Activity >>
The whole listing needs to be returned exactly as it appears.

Material provided >>
┄┄┄┄┄┄┄┄┄┄

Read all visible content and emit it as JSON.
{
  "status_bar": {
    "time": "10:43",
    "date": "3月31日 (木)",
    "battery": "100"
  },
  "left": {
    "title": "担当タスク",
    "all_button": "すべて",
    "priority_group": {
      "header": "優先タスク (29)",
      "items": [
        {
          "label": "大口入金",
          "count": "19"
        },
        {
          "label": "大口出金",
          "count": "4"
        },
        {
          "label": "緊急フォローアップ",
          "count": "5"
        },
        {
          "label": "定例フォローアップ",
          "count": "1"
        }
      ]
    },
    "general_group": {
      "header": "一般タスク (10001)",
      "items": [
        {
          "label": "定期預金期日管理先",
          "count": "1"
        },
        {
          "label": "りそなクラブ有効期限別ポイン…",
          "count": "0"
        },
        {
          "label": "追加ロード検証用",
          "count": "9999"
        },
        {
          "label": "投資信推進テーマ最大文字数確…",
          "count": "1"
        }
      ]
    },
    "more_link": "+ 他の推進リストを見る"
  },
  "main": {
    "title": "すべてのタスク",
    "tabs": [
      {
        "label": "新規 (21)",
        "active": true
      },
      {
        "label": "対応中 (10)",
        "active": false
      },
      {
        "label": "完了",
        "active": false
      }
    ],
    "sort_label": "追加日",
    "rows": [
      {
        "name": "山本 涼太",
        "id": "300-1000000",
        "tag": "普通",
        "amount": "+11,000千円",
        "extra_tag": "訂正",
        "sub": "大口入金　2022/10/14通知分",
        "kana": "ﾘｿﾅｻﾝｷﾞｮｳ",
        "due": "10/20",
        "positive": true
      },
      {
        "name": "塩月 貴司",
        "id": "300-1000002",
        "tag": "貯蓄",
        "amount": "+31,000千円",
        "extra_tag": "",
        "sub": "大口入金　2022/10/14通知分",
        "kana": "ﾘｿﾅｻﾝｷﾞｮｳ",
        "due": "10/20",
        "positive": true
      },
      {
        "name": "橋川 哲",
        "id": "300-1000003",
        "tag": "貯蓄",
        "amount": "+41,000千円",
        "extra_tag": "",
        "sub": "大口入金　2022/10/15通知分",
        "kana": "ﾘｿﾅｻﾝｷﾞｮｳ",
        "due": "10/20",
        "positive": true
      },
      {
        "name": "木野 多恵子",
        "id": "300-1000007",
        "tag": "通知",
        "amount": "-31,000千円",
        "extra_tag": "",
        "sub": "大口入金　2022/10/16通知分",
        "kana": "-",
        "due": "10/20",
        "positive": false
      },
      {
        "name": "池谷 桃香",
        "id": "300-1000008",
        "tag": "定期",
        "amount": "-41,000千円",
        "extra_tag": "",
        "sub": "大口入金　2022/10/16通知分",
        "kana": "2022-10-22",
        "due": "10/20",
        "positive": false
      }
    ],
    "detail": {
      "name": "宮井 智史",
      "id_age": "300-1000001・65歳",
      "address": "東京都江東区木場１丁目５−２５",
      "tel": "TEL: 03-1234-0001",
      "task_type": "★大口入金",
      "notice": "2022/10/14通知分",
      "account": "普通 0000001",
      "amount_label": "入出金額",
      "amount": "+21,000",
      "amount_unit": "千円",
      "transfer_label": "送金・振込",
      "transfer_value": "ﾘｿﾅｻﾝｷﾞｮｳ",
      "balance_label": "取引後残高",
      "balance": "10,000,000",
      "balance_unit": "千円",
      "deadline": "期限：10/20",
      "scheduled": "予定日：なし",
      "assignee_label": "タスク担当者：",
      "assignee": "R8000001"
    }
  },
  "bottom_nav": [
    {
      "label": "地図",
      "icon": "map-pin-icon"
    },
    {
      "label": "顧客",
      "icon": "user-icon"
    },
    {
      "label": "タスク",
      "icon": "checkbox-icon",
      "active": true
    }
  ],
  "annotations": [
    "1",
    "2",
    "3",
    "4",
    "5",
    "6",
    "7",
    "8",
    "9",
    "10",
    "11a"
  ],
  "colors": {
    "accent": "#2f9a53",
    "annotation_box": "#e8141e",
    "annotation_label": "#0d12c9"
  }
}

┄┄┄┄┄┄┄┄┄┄

Solution for this exercise >>
Read all visible content and emit it as JSON.
{
  "status_bar": {
    "time": "10:43",
    "date": "3月31日 (木)",
    "battery": "100"
  },
  "left": {
    "title": "担当タスク",
    "all_button": "すべて",
    "priority_group": {
      "header": "優先タスク (29)",
      "items": [
        {
          "label": "大口入金",
          "count": "19"
        },
        {
          "label": "大口出金",
          "count": "4"
        },
        {
          "label": "緊急フォローアップ",
          "count": "5"
        },
        {
          "label": "定例フォローアップ",
          "count": "1"
        }
      ]
    },
    "general_group": {
      "header": "一般タスク (10001)",
      "items": [
        {
          "label": "定期預金期日管理先",
          "count": "1"
        },
        {
          "label": "りそなクラブ有効期限別ポイン…",
          "count": "0"
        },
        {
          "label": "追加ロード検証用",
          "count": "9999"
        },
        {
          "label": "投資信推進テーマ最大文字数確…",
          "count": "1"
        }
      ]
    },
    "more_link": "+ 他の推進リストを見る"
  },
  "main": {
    "title": "すべてのタスク",
    "tabs": [
      {
        "label": "新規 (21)",
        "active": true
      },
      {
        "label": "対応中 (10)",
        "active": false
      },
      {
        "label": "完了",
        "active": false
      }
    ],
    "sort_label": "追加日",
    "rows": [
      {
        "name": "山本 涼太",
        "id": "300-1000000",
        "tag": "普通",
        "amount": "+11,000千円",
        "extra_tag": "訂正",
        "sub": "大口入金　2022/10/14通知分",
        "kana": "ﾘｿﾅｻﾝｷﾞｮｳ",
        "due": "10/20",
        "positive": true
      },
      {
        "name": "塩月 貴司",
        "id": "300-1000002",
        "tag": "貯蓄",
        "amount": "+31,000千円",
        "extra_tag": "",
        "sub": "大口入金　2022/10/14通知分",
        "kana": "ﾘｿﾅｻﾝｷﾞｮｳ",
        "due": "10/20",
        "positive": true
      },
      {
        "name": "橋川 哲",
        "id": "300-1000003",
        "tag": "貯蓄",
        "amount": "+41,000千円",
        "extra_tag": "",
        "sub": "大口入金　2022/10/15通知分",
        "kana": "ﾘｿﾅｻﾝｷﾞｮｳ",
        "due": "10/20",
        "positive": true
      },
      {
        "name": "木野 多恵子",
        "id": "300-1000007",
        "tag": "通知",
        "amount": "-31,000千円",
        "extra_tag": "",
        "sub": "大口入金　2022/10/16通知分",
        "kana": "-",
        "due": "10/20",
        "positive": false
      },
      {
        "name": "池谷 桃香",
        "id": "300-1000008",
        "tag": "定期",
        "amount": "-41,000千円",
        "extra_tag": "",
        "sub": "大口入金　2022/10/16通知分",
        "kana": "2022-10-22",
        "due": "10/20",
        "positive": false
      }
    ],
    "detail": {
      "name": "宮井 智史",
      "id_age": "300-1000001・65歳",
      "address": "東京都江東区木場１丁目５−２５",
      "tel": "TEL: 03-1234-0001",
      "task_type": "★大口入金",
      "notice": "2022/10/14通知分",
      "account": "普通 0000001",
      "amount_label": "入出金額",
      "amount": "+21,000",
      "amount_unit": "千円",
      "transfer_label": "送金・振込",
      "transfer_value": "ﾘｿﾅｻﾝｷﾞｮｳ",
      "balance_label": "取引後残高",
      "balance": "10,000,000",
      "balance_unit": "千円",
      "deadline": "期限：10/20",
      "scheduled": "予定日：なし",
      "assignee_label": "タスク担当者：",
      "assignee": "R8000001"
    }
  },
  "bottom_nav": [
    {
      "label": "地図",
      "icon": "map-pin-icon"
    },
    {
      "label": "顧客",
      "icon": "user-icon"
    },
    {
      "label": "タスク",
      "icon": "checkbox-icon",
      "active": true
    }
  ],
  "annotations": [
    "1",
    "2",
    "3",
    "4",
    "5",
    "6",
    "7",
    "8",
    "9",
    "10",
    "11a"
  ],
  "colors": {
    "accent": "#2f9a53",
    "annotation_box": "#e8141e",
    "annotation_label": "#0d12c9"
  }
}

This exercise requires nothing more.